An out-of-this-world exchange

(Edmonton) Mechanical engineering student Marcy Frioult is barely able to keep her feet on the ground these days after being accepted to an international exchange project where she’ll help build and launch a sounding rocket.

“I don’t think I’ve ever been as excited to go anywhere as I am to go on this trip,” said Frioult, who joins four other U of A students travelling to the Andoya Rocket Range in Norway as part of the Canada-Norway Student Sounding Rocket (CaNoRock) exchange program January 16 – 20.

Frioult hopes to find an engineering career in the aerospace industry. And the CaNoRock experience will help. Undergraduate students from the Universities of Alberta, Calgary, Saskatchewan and Oslo will gain hands-on experience in rocket and payload instrument design. They will launch a small rocket and analyse data collected during its flight.

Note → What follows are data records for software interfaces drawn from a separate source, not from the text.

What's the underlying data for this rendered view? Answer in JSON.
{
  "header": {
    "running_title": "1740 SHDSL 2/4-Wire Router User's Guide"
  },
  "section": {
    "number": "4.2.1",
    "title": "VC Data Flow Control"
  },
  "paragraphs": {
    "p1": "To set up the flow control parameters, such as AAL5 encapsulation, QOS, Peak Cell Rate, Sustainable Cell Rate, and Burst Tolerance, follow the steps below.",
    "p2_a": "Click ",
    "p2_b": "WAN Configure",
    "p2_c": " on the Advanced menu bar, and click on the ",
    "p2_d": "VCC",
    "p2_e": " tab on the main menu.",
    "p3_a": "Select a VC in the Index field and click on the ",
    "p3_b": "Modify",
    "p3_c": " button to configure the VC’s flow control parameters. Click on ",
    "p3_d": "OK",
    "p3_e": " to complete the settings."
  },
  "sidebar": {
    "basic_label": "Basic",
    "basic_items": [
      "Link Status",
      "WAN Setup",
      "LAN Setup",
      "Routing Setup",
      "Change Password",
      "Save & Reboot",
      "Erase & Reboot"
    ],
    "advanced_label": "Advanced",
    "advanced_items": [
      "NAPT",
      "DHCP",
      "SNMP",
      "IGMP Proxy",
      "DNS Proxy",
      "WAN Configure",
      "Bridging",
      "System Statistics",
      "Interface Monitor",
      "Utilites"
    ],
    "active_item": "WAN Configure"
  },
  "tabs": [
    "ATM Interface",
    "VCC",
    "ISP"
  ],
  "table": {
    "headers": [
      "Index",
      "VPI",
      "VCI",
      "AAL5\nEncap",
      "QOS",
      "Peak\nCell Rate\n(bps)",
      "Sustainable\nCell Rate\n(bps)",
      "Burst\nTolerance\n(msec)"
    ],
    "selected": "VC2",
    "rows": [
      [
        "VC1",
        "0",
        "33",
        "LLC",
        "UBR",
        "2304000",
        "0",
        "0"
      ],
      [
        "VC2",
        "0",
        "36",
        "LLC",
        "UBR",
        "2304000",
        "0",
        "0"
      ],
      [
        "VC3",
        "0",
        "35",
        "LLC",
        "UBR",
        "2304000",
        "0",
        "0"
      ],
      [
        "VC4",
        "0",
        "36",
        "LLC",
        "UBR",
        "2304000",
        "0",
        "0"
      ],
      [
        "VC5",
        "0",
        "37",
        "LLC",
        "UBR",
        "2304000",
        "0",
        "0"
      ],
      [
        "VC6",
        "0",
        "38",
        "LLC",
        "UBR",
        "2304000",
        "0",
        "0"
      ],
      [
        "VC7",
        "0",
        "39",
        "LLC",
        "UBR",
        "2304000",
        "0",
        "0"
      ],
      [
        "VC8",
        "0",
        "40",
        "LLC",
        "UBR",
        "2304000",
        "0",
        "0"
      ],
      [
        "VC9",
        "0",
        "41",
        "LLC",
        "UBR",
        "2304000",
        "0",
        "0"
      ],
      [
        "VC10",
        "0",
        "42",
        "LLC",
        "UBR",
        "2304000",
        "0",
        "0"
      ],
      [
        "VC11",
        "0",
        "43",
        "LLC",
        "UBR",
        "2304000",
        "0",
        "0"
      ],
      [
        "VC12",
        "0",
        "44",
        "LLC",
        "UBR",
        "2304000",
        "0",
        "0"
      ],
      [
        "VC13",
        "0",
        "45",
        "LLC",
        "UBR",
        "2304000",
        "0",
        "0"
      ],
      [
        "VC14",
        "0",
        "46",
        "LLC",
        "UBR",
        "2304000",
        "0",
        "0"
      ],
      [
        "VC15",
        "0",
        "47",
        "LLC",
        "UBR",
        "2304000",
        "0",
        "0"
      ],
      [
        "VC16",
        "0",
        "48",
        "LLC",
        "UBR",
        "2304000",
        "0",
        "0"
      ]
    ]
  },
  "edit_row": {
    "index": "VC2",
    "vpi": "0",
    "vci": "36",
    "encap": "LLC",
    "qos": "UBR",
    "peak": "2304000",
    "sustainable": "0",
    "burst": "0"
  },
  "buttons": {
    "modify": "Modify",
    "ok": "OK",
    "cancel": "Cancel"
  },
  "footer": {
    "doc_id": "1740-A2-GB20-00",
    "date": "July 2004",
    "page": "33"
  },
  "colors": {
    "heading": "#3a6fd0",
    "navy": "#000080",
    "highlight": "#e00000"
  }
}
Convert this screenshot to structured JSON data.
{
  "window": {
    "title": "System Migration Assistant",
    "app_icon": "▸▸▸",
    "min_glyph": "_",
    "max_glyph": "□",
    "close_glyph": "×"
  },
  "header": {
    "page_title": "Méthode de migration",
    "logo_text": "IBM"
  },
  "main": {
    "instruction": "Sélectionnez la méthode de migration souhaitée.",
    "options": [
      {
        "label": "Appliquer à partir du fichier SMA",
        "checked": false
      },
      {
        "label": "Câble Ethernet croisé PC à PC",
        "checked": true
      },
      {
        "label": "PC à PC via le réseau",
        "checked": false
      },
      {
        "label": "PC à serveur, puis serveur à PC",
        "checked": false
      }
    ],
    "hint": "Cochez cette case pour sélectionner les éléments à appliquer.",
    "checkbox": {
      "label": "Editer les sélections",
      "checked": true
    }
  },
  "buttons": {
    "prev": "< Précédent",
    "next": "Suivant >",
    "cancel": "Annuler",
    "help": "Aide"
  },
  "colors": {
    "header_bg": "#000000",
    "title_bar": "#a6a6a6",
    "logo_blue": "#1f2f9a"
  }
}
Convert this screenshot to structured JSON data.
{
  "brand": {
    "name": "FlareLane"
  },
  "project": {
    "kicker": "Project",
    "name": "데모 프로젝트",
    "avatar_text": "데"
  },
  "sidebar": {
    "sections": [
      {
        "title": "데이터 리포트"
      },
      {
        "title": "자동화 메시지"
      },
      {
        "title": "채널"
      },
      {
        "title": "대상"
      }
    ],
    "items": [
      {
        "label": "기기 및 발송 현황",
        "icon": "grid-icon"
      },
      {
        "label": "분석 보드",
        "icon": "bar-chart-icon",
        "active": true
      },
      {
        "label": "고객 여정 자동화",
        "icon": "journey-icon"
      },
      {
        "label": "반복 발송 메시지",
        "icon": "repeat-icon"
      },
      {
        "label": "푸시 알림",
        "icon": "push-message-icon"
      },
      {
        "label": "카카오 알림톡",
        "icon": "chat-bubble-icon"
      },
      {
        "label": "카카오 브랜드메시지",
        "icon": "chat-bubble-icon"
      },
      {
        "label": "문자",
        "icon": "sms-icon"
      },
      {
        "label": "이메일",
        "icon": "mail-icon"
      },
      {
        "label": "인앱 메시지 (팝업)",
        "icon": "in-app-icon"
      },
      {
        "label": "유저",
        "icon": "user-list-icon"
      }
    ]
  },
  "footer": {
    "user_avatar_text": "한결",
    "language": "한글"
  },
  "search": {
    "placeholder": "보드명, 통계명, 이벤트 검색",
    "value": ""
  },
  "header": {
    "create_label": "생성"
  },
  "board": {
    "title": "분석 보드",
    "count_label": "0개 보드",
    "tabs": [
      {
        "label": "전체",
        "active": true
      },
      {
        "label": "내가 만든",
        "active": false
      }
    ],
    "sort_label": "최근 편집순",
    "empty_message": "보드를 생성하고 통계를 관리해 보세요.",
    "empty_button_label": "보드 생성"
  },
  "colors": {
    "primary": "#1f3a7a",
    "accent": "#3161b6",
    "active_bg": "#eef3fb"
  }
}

“It will have a huge impact on my future plans. I am really looking forward to meeting people with similar interests, and people who work in the field I am interested in,” said Frioult, a fourth-year student in the engineering co-op program.

CaNoRock allows students to add aerospace experience to their studies, says mechanical engineering professor Carlos Lange, co-founder of the University of Alberta’s Institute for Space Science, Exploration and Technology

“It offers students a unique opportunity to participate in a real rocket launch, giving them insight into the preparation process and the very intense team work required for a successful mission,” said Lange, whose own engineering design work was flown to Mars as part of NASA’s 2008 Mars Phoenix Lander mission.

“The competition serves as a strong motivator for better grades and excellence, not only to the selected students, but also to the ones that were not selected in one competition. These students know they can improve their chances in a following opportunity, because we have two competitions per year,” he added.

It’s the perfect opportunity for Frioult, who has also been conducting research with mechanical engineering professor Alidad Amirfazli since last summer in a project aimed at developing an anti-icing system for composite aircraft wings.

“My favourite part about the education I have received so far is when I started to be able to apply what I have learned to real situations. For example, in my research job, you have to be able to understand the physics behind it to understand what the data we collect means,” added Frioult. “Once you learn all of these principles and theories, you never really look at things the same way.”